[Data about app and page elements]
=== Section Start ===
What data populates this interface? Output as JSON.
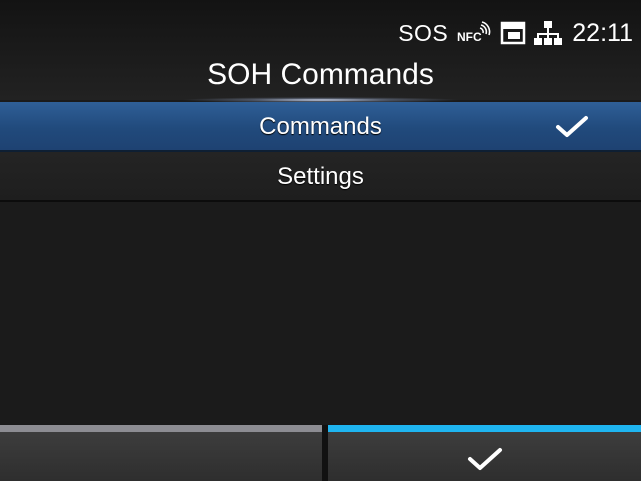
{
  "status_bar": {
    "sos_label": "SOS",
    "nfc_label": "NFC",
    "icons": [
      "nfc-icon",
      "storage-card-icon",
      "network-icon"
    ],
    "time": "22:11"
  },
  "screen": {
    "title": "SOH Commands"
  },
  "menu": {
    "items": [
      {
        "label": "Commands",
        "selected": true,
        "checked": true
      },
      {
        "label": "Settings",
        "selected": false,
        "checked": false
      }
    ]
  },
  "softkeys": {
    "left": {
      "icon": null
    },
    "right": {
      "icon": "checkmark-icon"
    }
  },
  "colors": {
    "selection_blue": "#214a7c",
    "right_softkey_accent": "#1fb5f0",
    "left_softkey_accent": "#8d8d93",
    "background": "#1b1b1b"
  }
}
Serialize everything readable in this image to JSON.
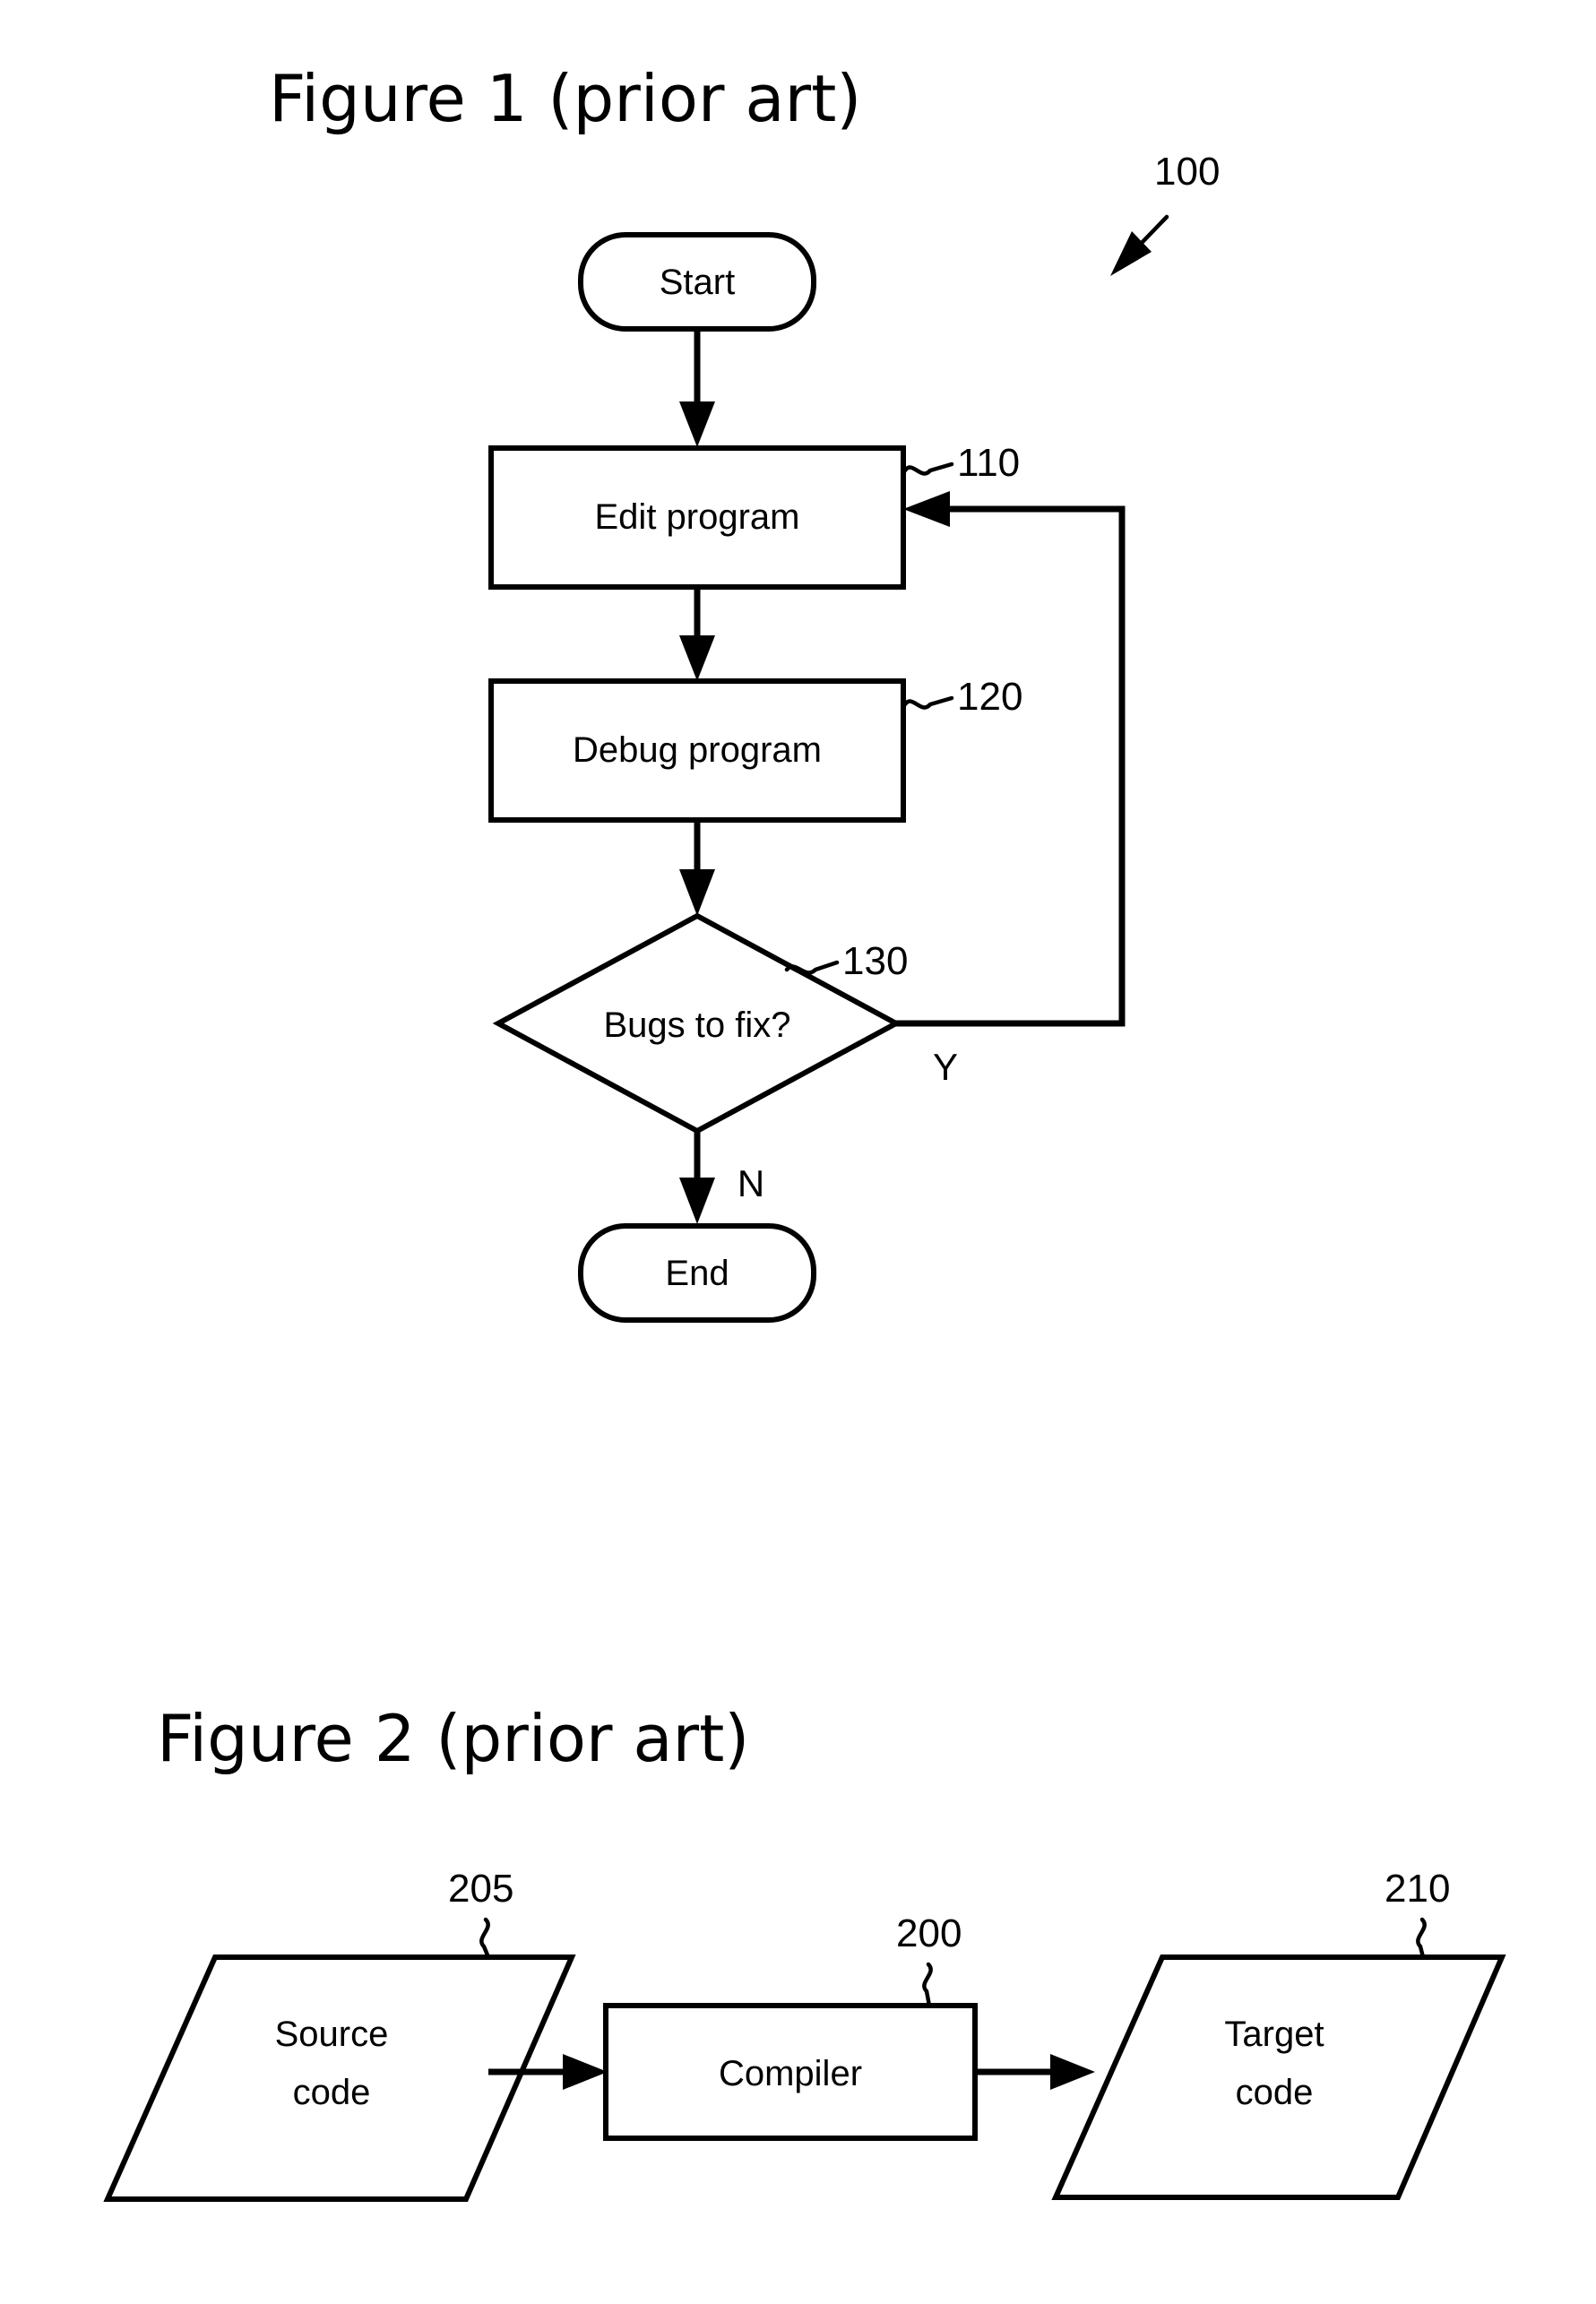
{
  "document": {
    "type": "patent-drawing-sheet",
    "background_color": "#ffffff",
    "ink_color": "#000000"
  },
  "figures": [
    {
      "id": "figure-1",
      "title": "Figure 1 (prior art)",
      "reference_numeral": "100",
      "diagram_type": "flowchart",
      "nodes": [
        {
          "id": "start",
          "label": "Start",
          "shape": "stadium",
          "ref": ""
        },
        {
          "id": "edit",
          "label": "Edit program",
          "shape": "rectangle",
          "ref": "110"
        },
        {
          "id": "debug",
          "label": "Debug program",
          "shape": "rectangle",
          "ref": "120"
        },
        {
          "id": "decision",
          "label": "Bugs to fix?",
          "shape": "diamond",
          "ref": "130"
        },
        {
          "id": "end",
          "label": "End",
          "shape": "stadium",
          "ref": ""
        }
      ],
      "edges": [
        {
          "from": "start",
          "to": "edit",
          "label": ""
        },
        {
          "from": "edit",
          "to": "debug",
          "label": ""
        },
        {
          "from": "debug",
          "to": "decision",
          "label": ""
        },
        {
          "from": "decision",
          "to": "edit",
          "label": "Y"
        },
        {
          "from": "decision",
          "to": "end",
          "label": "N"
        }
      ],
      "branch_labels": {
        "yes": "Y",
        "no": "N"
      }
    },
    {
      "id": "figure-2",
      "title": "Figure 2 (prior art)",
      "diagram_type": "block-dataflow",
      "nodes": [
        {
          "id": "source",
          "label_line1": "Source",
          "label_line2": "code",
          "shape": "parallelogram",
          "ref": "205"
        },
        {
          "id": "compiler",
          "label_line1": "Compiler",
          "label_line2": "",
          "shape": "rectangle",
          "ref": "200"
        },
        {
          "id": "target",
          "label_line1": "Target",
          "label_line2": "code",
          "shape": "parallelogram",
          "ref": "210"
        }
      ],
      "edges": [
        {
          "from": "source",
          "to": "compiler",
          "label": ""
        },
        {
          "from": "compiler",
          "to": "target",
          "label": ""
        }
      ]
    }
  ]
}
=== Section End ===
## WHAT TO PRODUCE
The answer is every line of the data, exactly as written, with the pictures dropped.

## SOLVED EXERCISE
What data populates this interface? Output as JSON.
{
  "status_bar": {
    "sos_label": "SOS",
    "nfc_label": "NFC",
    "icons": [
      "nfc-icon",
      "storage-card-icon",
      "network-icon"
    ],
    "time": "22:11"
  },
  "screen": {
    "title": "SOH Commands"
  },
  "menu": {
    "items": [
      {
        "label": "Commands",
        "selected": true,
        "checked": true
      },
      {
        "label": "Settings",
        "selected": false,
        "checked": false
      }
    ]
  },
  "softkeys": {
    "left": {
      "icon": null
    },
    "right": {
      "icon": "checkmark-icon"
    }
  },
  "colors": {
    "selection_blue": "#214a7c",
    "right_softkey_accent": "#1fb5f0",
    "left_softkey_accent": "#8d8d93",
    "background": "#1b1b1b"
  }
}
Serialize everything readable in this image to JSON.
{
  "document": {
    "type": "patent-drawing-sheet",
    "background_color": "#ffffff",
    "ink_color": "#000000"
  },
  "figures": [
    {
      "id": "figure-1",
      "title": "Figure 1 (prior art)",
      "reference_numeral": "100",
      "diagram_type": "flowchart",
      "nodes": [
        {
          "id": "start",
          "label": "Start",
          "shape": "stadium",
          "ref": ""
        },
        {
          "id": "edit",
          "label": "Edit program",
          "shape": "rectangle",
          "ref": "110"
        },
        {
          "id": "debug",
          "label": "Debug program",
          "shape": "rectangle",
          "ref": "120"
        },
        {
          "id": "decision",
          "label": "Bugs to fix?",
          "shape": "diamond",
          "ref": "130"
        },
        {
          "id": "end",
          "label": "End",
          "shape": "stadium",
          "ref": ""
        }
      ],
      "edges": [
        {
          "from": "start",
          "to": "edit",
          "label": ""
        },
        {
          "from": "edit",
          "to": "debug",
          "label": ""
        },
        {
          "from": "debug",
          "to": "decision",
          "label": ""
        },
        {
          "from": "decision",
          "to": "edit",
          "label": "Y"
        },
        {
          "from": "decision",
          "to": "end",
          "label": "N"
        }
      ],
      "branch_labels": {
        "yes": "Y",
        "no": "N"
      }
    },
    {
      "id": "figure-2",
      "title": "Figure 2 (prior art)",
      "diagram_type": "block-dataflow",
      "nodes": [
        {
          "id": "source",
          "label_line1": "Source",
          "label_line2": "code",
          "shape": "parallelogram",
          "ref": "205"
        },
        {
          "id": "compiler",
          "label_line1": "Compiler",
          "label_line2": "",
          "shape": "rectangle",
          "ref": "200"
        },
        {
          "id": "target",
          "label_line1": "Target",
          "label_line2": "code",
          "shape": "parallelogram",
          "ref": "210"
        }
      ],
      "edges": [
        {
          "from": "source",
          "to": "compiler",
          "label": ""
        },
        {
          "from": "compiler",
          "to": "target",
          "label": ""
        }
      ]
    }
  ]
}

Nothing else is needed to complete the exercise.